The American writer’s influence extends to the newly renovated Bar Hemingway at the Ritz hotel, one of the city’s better-known watering holes. After closing for a major renovation, the bar reopened in 2016 with a new concoction — the “clean dirty martini.” The recipe is closely guarded for fear of imitators, but a signature element is an oversize ice cube made of olive juice.

Beyond food and drink, part of the appeal of Paris lies in its walkability. Travelers who venture slightly beyond the tourist-filled city center will find any number of charming and considerably less congested neighborhoods on the edges of Paris. For a pleasant stroll, head west from Place de l’Alma toward Bois de Boulogne, a lake-filled park more than double the size of New York’s Central Park. This hour-long jaunt provides a sampling of neighborhoods teeming with authentic bistros and patisseries.

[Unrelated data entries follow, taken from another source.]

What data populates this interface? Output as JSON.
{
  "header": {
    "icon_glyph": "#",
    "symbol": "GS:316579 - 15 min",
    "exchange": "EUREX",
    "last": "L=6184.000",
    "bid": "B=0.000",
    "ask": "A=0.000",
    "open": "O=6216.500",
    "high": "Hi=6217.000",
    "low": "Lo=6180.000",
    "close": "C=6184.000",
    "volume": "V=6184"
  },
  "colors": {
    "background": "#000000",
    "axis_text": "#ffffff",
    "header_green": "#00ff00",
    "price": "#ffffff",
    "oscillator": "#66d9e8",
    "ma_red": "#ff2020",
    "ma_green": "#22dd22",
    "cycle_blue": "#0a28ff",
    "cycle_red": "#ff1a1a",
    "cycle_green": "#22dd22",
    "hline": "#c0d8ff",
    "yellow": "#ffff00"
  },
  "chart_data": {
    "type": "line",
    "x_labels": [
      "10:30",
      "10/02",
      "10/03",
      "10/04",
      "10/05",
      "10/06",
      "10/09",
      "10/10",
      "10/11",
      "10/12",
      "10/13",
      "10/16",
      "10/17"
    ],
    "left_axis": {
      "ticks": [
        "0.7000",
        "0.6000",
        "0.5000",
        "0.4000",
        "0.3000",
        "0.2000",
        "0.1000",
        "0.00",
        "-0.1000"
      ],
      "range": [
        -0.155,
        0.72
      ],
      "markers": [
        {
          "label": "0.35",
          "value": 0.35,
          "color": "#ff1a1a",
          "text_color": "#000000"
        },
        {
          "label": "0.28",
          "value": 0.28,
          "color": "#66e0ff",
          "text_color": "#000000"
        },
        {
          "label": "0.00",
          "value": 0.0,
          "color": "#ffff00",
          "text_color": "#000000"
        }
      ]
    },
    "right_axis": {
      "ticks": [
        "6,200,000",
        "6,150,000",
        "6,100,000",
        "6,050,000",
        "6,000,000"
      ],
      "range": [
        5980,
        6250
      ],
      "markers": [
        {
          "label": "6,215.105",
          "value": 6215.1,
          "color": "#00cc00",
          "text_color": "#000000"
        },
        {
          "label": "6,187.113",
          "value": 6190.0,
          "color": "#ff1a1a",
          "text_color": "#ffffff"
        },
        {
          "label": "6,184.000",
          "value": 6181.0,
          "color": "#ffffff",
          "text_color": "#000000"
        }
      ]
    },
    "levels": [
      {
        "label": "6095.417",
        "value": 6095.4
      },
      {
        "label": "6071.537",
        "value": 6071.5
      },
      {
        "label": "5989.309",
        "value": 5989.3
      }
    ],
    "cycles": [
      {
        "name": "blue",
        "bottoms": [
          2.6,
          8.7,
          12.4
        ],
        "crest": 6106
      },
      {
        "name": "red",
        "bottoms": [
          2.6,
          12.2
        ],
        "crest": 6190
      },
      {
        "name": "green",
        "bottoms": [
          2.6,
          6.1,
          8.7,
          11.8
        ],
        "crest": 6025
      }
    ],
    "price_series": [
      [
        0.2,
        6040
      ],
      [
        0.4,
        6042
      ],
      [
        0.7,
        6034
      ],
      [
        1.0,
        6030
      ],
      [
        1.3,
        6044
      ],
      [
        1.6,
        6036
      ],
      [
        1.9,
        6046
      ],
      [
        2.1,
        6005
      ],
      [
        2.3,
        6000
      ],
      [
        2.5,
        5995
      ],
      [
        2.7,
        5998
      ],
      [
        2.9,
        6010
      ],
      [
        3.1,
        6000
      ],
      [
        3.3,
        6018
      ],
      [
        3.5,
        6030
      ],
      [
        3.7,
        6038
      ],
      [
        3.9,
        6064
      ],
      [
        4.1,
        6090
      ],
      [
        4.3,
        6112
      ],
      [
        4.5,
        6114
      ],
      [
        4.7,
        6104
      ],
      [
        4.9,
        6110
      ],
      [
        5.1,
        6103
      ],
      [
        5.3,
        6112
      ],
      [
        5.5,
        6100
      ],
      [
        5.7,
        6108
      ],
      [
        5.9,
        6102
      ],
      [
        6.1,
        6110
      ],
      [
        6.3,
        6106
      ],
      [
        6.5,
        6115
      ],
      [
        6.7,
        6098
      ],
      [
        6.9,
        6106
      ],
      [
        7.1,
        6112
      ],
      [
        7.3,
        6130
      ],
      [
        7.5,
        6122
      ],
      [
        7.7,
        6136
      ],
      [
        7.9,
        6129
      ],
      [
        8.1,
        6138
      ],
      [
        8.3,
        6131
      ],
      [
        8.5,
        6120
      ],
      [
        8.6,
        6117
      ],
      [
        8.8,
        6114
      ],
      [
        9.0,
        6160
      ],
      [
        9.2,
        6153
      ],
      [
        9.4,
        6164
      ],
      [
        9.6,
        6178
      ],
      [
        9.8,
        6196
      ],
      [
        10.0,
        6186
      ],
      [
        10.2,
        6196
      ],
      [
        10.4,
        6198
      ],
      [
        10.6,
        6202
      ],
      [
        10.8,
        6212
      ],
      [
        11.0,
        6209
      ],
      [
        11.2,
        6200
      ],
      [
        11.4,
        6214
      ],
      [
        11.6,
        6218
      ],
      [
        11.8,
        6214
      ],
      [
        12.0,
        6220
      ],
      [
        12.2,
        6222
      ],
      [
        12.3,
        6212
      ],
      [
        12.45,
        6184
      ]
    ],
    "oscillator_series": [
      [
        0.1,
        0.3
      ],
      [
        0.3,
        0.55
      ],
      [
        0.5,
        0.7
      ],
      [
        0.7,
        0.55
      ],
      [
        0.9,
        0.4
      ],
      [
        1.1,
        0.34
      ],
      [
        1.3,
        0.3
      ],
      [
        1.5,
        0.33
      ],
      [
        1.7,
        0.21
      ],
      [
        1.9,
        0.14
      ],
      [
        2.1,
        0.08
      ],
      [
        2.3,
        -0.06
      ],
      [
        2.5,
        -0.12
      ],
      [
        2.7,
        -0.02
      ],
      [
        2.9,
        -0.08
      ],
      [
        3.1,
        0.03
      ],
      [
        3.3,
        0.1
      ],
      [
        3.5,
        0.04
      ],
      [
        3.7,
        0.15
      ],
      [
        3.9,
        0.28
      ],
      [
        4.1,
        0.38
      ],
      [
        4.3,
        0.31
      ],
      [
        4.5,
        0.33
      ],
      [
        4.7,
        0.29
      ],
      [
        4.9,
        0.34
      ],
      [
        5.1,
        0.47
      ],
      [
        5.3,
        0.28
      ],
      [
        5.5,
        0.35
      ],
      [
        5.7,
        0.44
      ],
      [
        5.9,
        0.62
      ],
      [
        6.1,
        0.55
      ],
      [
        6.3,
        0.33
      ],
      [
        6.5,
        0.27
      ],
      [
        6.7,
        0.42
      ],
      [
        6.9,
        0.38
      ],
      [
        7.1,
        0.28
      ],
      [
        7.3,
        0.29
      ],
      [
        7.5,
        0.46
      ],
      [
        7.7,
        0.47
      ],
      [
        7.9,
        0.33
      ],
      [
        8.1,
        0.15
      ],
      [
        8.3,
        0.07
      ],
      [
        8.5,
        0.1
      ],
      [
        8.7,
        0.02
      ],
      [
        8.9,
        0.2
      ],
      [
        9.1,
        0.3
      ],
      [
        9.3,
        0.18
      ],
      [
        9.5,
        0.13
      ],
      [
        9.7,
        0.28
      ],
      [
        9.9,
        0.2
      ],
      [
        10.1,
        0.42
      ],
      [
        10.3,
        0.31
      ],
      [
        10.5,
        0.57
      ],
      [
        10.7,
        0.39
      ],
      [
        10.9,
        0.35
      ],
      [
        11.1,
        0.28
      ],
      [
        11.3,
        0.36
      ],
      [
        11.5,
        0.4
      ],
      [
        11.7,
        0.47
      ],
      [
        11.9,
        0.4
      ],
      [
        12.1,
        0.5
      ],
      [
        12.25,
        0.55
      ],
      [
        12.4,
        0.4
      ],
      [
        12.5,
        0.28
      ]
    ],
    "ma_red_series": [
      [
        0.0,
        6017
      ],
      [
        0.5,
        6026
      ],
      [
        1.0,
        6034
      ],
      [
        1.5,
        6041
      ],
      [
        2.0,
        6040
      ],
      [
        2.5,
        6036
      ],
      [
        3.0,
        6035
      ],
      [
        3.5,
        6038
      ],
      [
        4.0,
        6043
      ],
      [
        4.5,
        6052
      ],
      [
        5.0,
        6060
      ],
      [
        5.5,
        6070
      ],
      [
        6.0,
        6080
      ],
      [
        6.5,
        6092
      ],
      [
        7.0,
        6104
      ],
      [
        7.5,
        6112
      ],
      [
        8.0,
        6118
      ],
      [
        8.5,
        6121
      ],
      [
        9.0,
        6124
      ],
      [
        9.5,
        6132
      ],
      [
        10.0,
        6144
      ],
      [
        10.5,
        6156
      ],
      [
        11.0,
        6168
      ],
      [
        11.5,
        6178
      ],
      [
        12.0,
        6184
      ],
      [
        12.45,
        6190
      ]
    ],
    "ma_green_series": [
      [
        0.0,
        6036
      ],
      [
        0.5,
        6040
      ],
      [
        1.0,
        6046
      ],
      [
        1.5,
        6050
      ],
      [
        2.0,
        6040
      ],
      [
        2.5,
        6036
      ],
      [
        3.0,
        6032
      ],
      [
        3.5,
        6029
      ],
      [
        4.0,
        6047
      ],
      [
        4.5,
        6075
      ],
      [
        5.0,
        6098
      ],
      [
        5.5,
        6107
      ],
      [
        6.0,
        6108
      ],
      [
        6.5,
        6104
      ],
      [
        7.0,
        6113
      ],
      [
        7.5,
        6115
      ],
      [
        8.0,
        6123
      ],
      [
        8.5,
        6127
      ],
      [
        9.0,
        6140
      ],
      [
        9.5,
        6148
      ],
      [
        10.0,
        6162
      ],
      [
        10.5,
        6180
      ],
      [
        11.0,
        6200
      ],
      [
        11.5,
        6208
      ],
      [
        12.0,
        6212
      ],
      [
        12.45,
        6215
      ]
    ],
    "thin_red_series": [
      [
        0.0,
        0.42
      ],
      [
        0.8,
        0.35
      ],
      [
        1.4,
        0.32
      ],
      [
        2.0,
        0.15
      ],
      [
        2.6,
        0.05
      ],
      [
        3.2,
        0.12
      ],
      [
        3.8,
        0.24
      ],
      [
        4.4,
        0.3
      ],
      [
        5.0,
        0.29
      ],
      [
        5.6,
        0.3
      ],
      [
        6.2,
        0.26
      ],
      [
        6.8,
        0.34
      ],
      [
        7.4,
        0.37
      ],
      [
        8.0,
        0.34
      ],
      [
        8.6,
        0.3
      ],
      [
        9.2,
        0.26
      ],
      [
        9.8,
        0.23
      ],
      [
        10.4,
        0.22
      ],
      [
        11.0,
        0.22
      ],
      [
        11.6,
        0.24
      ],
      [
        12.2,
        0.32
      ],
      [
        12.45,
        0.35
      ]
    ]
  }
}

Hong Kong

Any culinary journey to Hong Kong should feature a big helping of dim sum. Some of the better possibilities include Luk Yu, one of the city’s oldest and most famous teahouses; Lung King Heen, a Michelin three-star restaurant at the Four Seasons Hotel; and Tim’s Kitchen, which has additional outposts in Shanghai and Macau. For an alternative to Asian cuisine, 8½ Otto e Mezzo Bombana is a tasty Italian restaurant, while AnOther Place by David Myers offers French-Asian fusion and a speakeasy dining room. For a quick break, catch afternoon tea in the lobby of the Peninsula hotel.

As for the sights, the Maritime, History and Heritage museums are all worth a visit, as is the Flagstaff House Museum of Tea Ware in Hong Kong Park. There’s excellent hiking at Dragon’s Back trail, swimming at Big Wave Bay Beach and wakeboarding in Tai Tam Harbor. The Star Ferry, which carries passengers between Hong Kong Island and Kowloon, offers stunning harbor views. Hong Kong has a variety of street markets and shopping districts, including Stanley Market, Ladies’ Market and Temple Street Night Market. And many visitors to Hong Kong wouldn’t leave without ordering a suit from Carlson Lum of New Century Tailor.

Though popular among tourists, the Peak — the highest point on Hong Kong Island — is worth the effort for its breathtaking views. Most visitors ride the tram, which affords great views. Here’s a tip to circumvent the heaviest crowds: Rather than wait in the long morning tram line, take a taxi to the top and ride the tram down before it gets crowded at day’s end.


Any trip to this city naturally begins with a plentiful helping of Sydney Harbor and its famous opera house. After that, go to Oxford Street in Paddington, which is filled with trendy fashion and home décor boutiques. The street bubbles with activity on Saturdays when dozens of street vendors set up stalls. For lunch, head west toward Bondi Beach where Bondi Icebergs Club offers a spectacular view of the water. (Though this is a members-only club for locals, visitors from outside Sydney are welcome.) Afterward, stroll southward along the walkway toward Coogee Beach.

Other lunch options include Beppi’s, an Italian restaurant. Or take a ferry from Circular Quay to Watsons Bay, an old fishing village overlooking Sydney Harbor. Doyles on the Beach offers a range of seafood — its fish and chips is especially good — and excellent people-watching.

Among the dinner possibilities is Pilu at Freshwater, which serves contemporary Italian cuisine with magnificent beach views. Sixpenny, which has only 35 seats, has a backyard vegetable garden and a fixed-price tasting menu. Meanwhile, Nomad serves Mediterranean-inspired fare and Australian seasonal produce in a warehouse setting.